For those confused that the title "20,000 Leagues Under the Sea" must have something to do with a sports widow who finds her dream coming true, a quick lesson in measures: the "league" referred to here is an indefinite distance generally defined as about 3 to 3-1/2 miles. This is important to note, because the last time the word "league" was uttered in a non-sports context was, oh, about 43 years ago when the original 1954 Disney feature based on the Jules Verne classic novel was released. The fact that CBS is blowing off such a name remake outside of sweeps is generally a tip-off that the network may feel it has a canine on its hands.

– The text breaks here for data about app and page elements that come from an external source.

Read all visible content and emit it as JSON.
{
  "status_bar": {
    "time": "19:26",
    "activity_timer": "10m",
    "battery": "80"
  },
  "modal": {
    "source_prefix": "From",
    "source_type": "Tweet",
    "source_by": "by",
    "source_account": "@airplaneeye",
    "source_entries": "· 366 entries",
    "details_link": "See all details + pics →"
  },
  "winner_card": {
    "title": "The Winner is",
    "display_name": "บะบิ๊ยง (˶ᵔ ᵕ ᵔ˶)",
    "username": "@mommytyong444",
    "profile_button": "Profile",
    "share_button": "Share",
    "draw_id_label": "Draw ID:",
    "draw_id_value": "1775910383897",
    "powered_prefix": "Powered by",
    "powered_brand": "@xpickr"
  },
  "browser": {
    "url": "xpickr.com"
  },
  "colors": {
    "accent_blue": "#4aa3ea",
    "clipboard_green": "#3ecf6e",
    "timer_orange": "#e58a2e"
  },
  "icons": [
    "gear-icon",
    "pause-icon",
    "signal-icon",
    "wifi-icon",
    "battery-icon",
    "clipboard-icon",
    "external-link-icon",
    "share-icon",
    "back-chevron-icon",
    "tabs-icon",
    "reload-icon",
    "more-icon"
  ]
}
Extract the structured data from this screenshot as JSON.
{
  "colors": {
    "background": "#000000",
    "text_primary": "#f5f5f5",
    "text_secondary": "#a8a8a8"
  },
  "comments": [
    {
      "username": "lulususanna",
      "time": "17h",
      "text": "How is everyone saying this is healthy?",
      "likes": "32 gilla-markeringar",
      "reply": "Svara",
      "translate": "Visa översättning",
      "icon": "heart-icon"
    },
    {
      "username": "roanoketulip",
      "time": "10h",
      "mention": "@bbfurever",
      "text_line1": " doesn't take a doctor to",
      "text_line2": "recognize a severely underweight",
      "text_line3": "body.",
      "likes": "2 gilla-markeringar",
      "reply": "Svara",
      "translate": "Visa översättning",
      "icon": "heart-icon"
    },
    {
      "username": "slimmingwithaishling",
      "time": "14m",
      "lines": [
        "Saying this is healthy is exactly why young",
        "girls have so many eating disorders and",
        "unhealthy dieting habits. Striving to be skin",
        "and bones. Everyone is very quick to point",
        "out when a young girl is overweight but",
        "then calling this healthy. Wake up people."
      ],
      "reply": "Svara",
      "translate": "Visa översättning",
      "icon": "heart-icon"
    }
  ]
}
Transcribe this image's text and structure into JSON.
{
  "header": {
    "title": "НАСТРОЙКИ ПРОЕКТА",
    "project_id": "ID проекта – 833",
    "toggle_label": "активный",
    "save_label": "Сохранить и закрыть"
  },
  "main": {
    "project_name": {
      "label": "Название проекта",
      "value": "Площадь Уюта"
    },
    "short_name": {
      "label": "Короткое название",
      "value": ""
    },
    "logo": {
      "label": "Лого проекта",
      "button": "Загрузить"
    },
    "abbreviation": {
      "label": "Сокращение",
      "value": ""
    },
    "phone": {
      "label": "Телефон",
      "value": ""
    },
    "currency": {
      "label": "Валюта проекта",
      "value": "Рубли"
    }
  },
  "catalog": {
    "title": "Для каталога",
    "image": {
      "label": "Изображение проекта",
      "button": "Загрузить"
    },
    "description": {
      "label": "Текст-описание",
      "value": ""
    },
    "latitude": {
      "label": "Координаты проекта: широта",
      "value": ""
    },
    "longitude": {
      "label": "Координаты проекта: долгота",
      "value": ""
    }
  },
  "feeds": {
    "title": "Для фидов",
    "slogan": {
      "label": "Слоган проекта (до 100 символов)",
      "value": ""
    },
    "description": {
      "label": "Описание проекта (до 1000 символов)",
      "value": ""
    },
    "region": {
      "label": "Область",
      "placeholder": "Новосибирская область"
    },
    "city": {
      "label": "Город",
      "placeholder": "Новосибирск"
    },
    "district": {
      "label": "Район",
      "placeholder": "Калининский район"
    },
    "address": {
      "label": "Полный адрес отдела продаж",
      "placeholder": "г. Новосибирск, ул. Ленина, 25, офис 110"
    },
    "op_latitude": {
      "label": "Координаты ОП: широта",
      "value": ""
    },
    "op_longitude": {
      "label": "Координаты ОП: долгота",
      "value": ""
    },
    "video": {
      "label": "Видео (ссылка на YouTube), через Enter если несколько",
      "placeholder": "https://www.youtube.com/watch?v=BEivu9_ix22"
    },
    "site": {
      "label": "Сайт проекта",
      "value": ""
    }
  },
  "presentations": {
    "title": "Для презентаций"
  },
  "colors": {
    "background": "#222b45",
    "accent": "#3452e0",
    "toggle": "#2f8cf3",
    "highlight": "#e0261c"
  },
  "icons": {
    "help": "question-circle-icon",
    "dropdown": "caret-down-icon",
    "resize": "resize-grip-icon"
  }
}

In truth, this “20,000 Leagues” is not quite that bad. For one thing, it features spectacular photography from teams headed by Alan Hume and James Devis, and director Michael Anderson (who also helmed Verne’s multiple Oscar-winner “Around the World in 80 Days” in 1956) lends the production a classy, refined tone.Then there is the story. Silly and claustrophobic, it conveys none of the tension or suspense of the glorious Richard Fleischer-directed original that starred Kirk Douglas, Paul Lukas, James Mason and Peter Lorre. It shows us great underwater pictures of fish, but then so does Sea World. Verne’s basic story (set in 1868) tells of a world-famous New York marine biologist named Professor Aronnax (Richard Crenna, looking pained) who has been recruited to identify a long, black creature (Howard Stern?) that has this nasty habit of opening huge gashes on seagoing vessels by smashing them with its steely whatevers. When the professor and his scientist daughter Sophie (Julie Cox) take to the sea to help find the monster, their ship is rammed, but not by a monster. It turns out to be the hi-tech submarine Nautilus commanded by the vindictive Captain Nemo (Ben Cross of “Chariots of Fire”). Nemo is one strange dude, hoarding gold and paintings and jewels and smoking seaweed cigars. He’s kind of an underwater survivalist. If he had more legroom on his sub, he’d probably try his hand at cult leadership. Instead, he aims to take over the world by slamming ships one at a time, still paying back society for the murders of his wife, children and parents years before. Mason made a truly frightful Nemo in the Disney classic. He was a power-mad maniac with a chilling edge. By contrast, Cross is more anal-retentive than megalomaniacal, more lonely than vindictive — and so stiff he appears on the verge of rigor-mortis. He is a control freak’s control freak but roughly as imposing as Flipper. While Cross clearly is a magnificent actor, he plays Nemo with too much intensity, far too little menace. Joe Wiesenfeld’s tedious script tells of Nemo’s lust for the professor’s daughter, his spiteful relationship with a free-spirited harpoonist (Paul Gross of “Due South,” who supplies the film with its requisite beefcake quotient) and his hot-‘n’-cold dialogue with the prof himself. By the time this oceanic tale splashes toward its conclusion with the Nautilus getting swallowed by a huge monster that looks like a really ugly rug, the only remaining issue is how to convince Nemo to get his spiteful backside into therapy. Or at least into some sort of committed relationship. The effects here are splendid, with the computer graphics and technical work particularly exquisite. They almost make the movie worth watching.